Dataset items
------------------------------------

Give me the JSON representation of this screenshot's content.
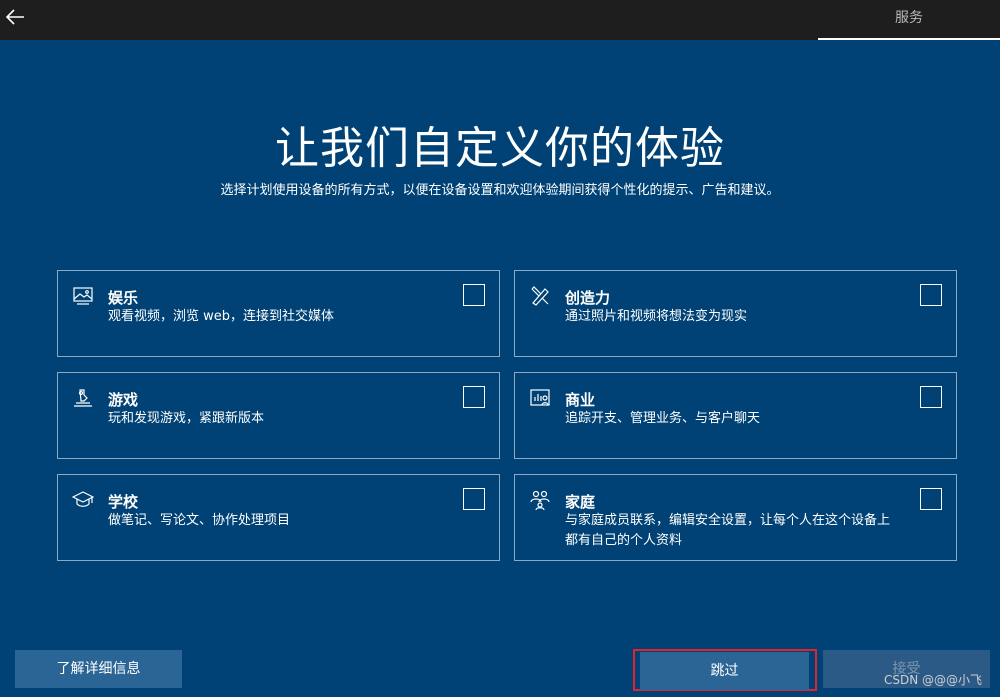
{
  "header": {
    "back_icon": "arrow-left-icon",
    "tab_label": "服务"
  },
  "main": {
    "title": "让我们自定义你的体验",
    "subtitle": "选择计划使用设备的所有方式，以便在设备设置和欢迎体验期间获得个性化的提示、广告和建议。"
  },
  "options": [
    {
      "icon": "entertainment-icon",
      "title": "娱乐",
      "desc": "观看视频，浏览 web，连接到社交媒体",
      "checked": false
    },
    {
      "icon": "creativity-icon",
      "title": "创造力",
      "desc": "通过照片和视频将想法变为现实",
      "checked": false
    },
    {
      "icon": "gaming-icon",
      "title": "游戏",
      "desc": "玩和发现游戏，紧跟新版本",
      "checked": false
    },
    {
      "icon": "business-icon",
      "title": "商业",
      "desc": "追踪开支、管理业务、与客户聊天",
      "checked": false
    },
    {
      "icon": "school-icon",
      "title": "学校",
      "desc": "做笔记、写论文、协作处理项目",
      "checked": false
    },
    {
      "icon": "family-icon",
      "title": "家庭",
      "desc": "与家庭成员联系，编辑安全设置，让每个人在这个设备上都有自己的个人资料",
      "checked": false
    }
  ],
  "footer": {
    "learn_more_label": "了解详细信息",
    "skip_label": "跳过",
    "accept_label": "接受",
    "watermark": "CSDN @@@小飞"
  },
  "colors": {
    "background": "#004275",
    "topbar": "#1e1e1e",
    "button": "#2b6596",
    "highlight": "#e0242c"
  }
}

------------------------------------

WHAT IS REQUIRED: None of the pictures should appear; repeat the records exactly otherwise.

SOLUTION FOR THIS PROBLEM:
Give me the JSON representation of this screenshot's content.
{
  "header": {
    "back_icon": "arrow-left-icon",
    "tab_label": "服务"
  },
  "main": {
    "title": "让我们自定义你的体验",
    "subtitle": "选择计划使用设备的所有方式，以便在设备设置和欢迎体验期间获得个性化的提示、广告和建议。"
  },
  "options": [
    {
      "icon": "entertainment-icon",
      "title": "娱乐",
      "desc": "观看视频，浏览 web，连接到社交媒体",
      "checked": false
    },
    {
      "icon": "creativity-icon",
      "title": "创造力",
      "desc": "通过照片和视频将想法变为现实",
      "checked": false
    },
    {
      "icon": "gaming-icon",
      "title": "游戏",
      "desc": "玩和发现游戏，紧跟新版本",
      "checked": false
    },
    {
      "icon": "business-icon",
      "title": "商业",
      "desc": "追踪开支、管理业务、与客户聊天",
      "checked": false
    },
    {
      "icon": "school-icon",
      "title": "学校",
      "desc": "做笔记、写论文、协作处理项目",
      "checked": false
    },
    {
      "icon": "family-icon",
      "title": "家庭",
      "desc": "与家庭成员联系，编辑安全设置，让每个人在这个设备上都有自己的个人资料",
      "checked": false
    }
  ],
  "footer": {
    "learn_more_label": "了解详细信息",
    "skip_label": "跳过",
    "accept_label": "接受",
    "watermark": "CSDN @@@小飞"
  },
  "colors": {
    "background": "#004275",
    "topbar": "#1e1e1e",
    "button": "#2b6596",
    "highlight": "#e0242c"
  }
}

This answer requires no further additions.